Having digital copies of your passport and driver's license may help to get a quick replacement more easily. If you lose your identity documents when traveling, you'll have an easier time proving you're who you are if you take this step ahead of time. Hopefully, you'll never lose your important documents but it pays to be prepared.
Having a quick list of credit card numbers, bank accounts, and customer service phone numbers will also help if you have to cancel accounts or put them on a temporary hold because your wallet was lost or stolen. A service like LifeLock may also help make this easier.
10. Make Sure You're Prepared For the Type of Activities You're Going To Do
If you're going to be walking or participating in strenuous activities, make sure you're physically and mentally prepared to partake. Have good, broken-in shoes, supplies, and the necessary stamina for hikes or bike treks. If you're skiing, make sure you've got good, warm, gear. I highly recommend ski school for beginners of all ages.

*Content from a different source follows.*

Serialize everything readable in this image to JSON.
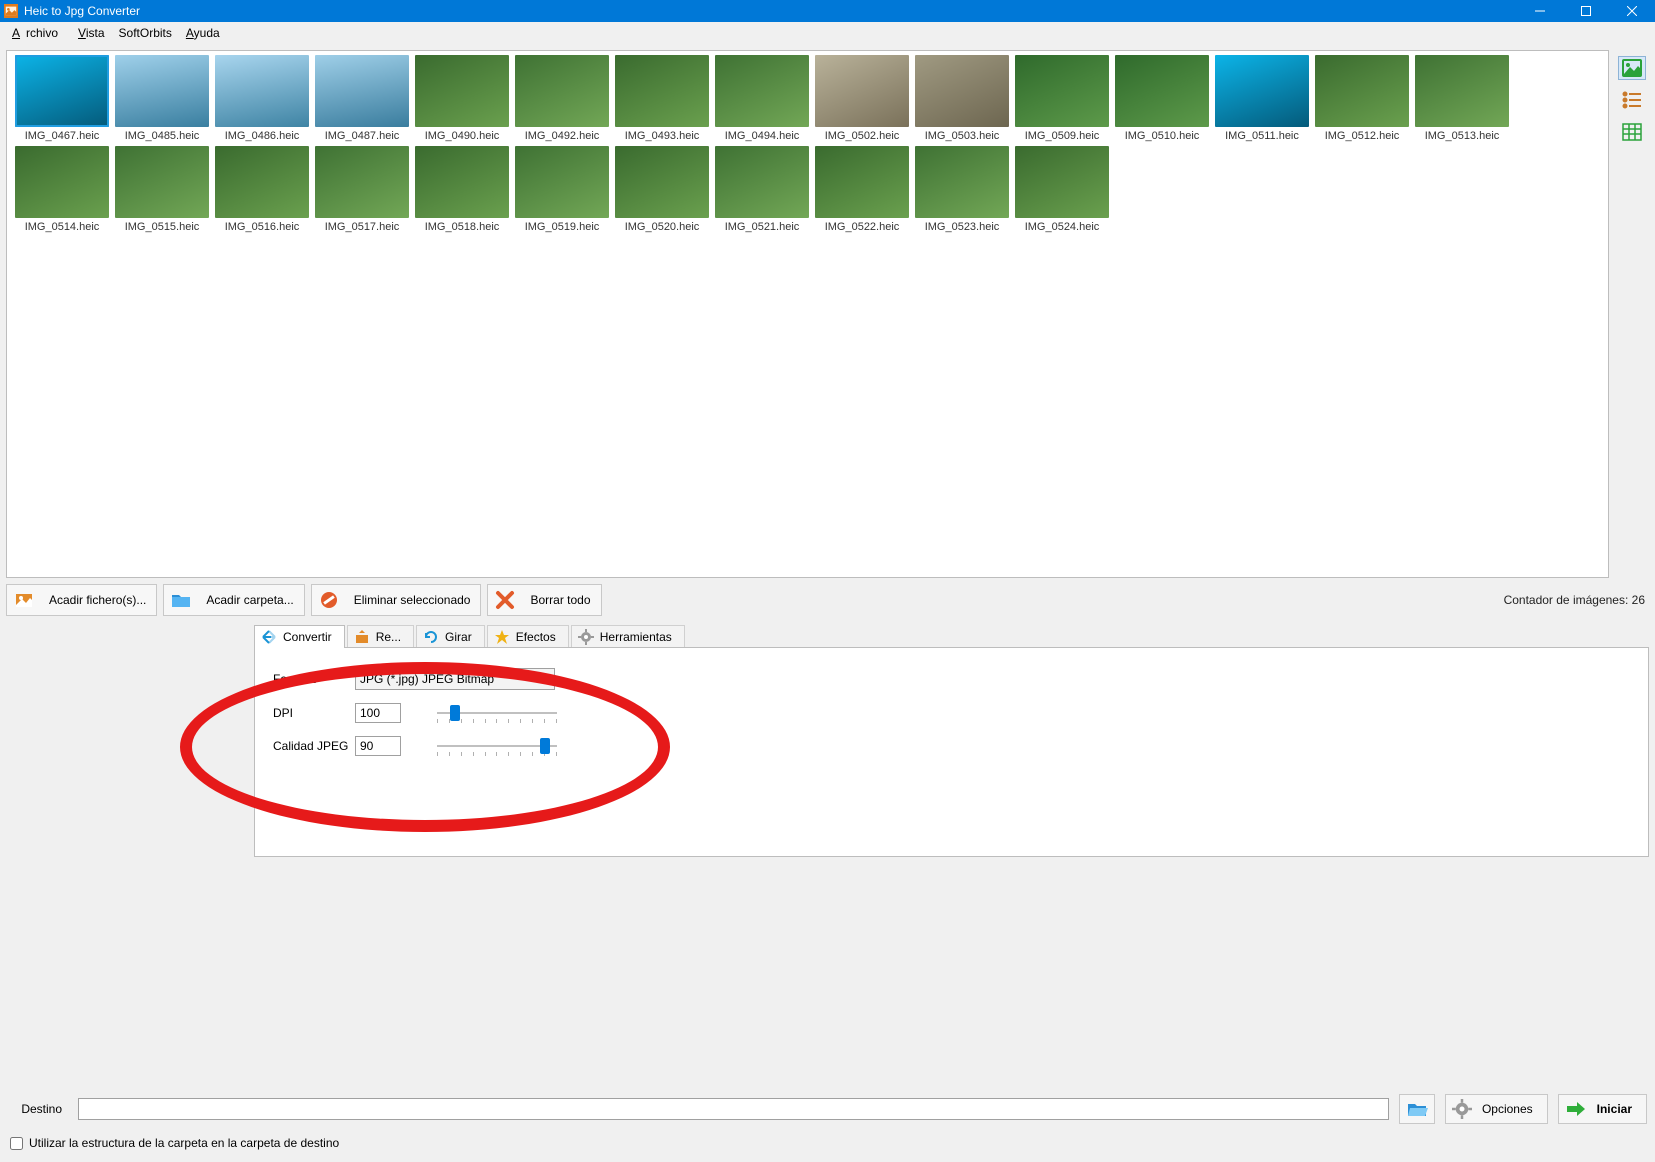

11. Be Smart About Social Media
While we all want to share our epic vacation snaps on social media, doing so is an advertisement that you're not home. Likewise, posting real-time locations – especially from your hotel or Airbnb – may bring stalkers or unwanted attention to your location.
It's safest to post vacation photos once you're home – enjoy being in the moment – but if you need to share, don't tag your location or post pictures of the exterior of your hotel or Airbnb or your hotel room number. Avoid location tagging while you're on your trip.
12. Traveling With Little Ones? Make and Take a Babyproofing Kit
If you don't have a tiny tot, disregard this – or better yet, share it with the parents of a young one. Babyproofing a new place can be a daunting task if you're not prepared.
Pack security door stops – handle-style doors commonly in hotel rooms are very easy for little ones to open – as well as electrical outlet protectors. In a pinch, painter's tape works to cover outlets so that little fingers can't explore them. Pro-tip: painter's tape is also a great thing to give a child to play with on the plane or in the car.
Consider also packing edge protectors so little heads don't get bumped. If you're staying in a balcony room and you're worried about your kids wandering out, there are no-drill locks that can keep everyone safe. You can inquire in advance about small-person sleeping spaces but if you need to make a quick adjustment, there are easily packable inflatable bed rails you can grab before your trip.
13. Make Sure You're Equipped for Medical Emergencies
Have a great first aid kit that covers basic medical needs. If you're travel will take you to a remote location, you might want to consider packing more preventive supplies but if you're going to be in a populated area, having a little bit of everything that can tide you over until you can get to a pharmacy should suffice.
If you take prescription medication, pack it in original containers. Have your doctor's phone number handy and know where you can get medical care in your destination.
If you have food allergies or a medical condition and you're traveling to an area where English is not the primary language, make sure you have a translation that explains your condition.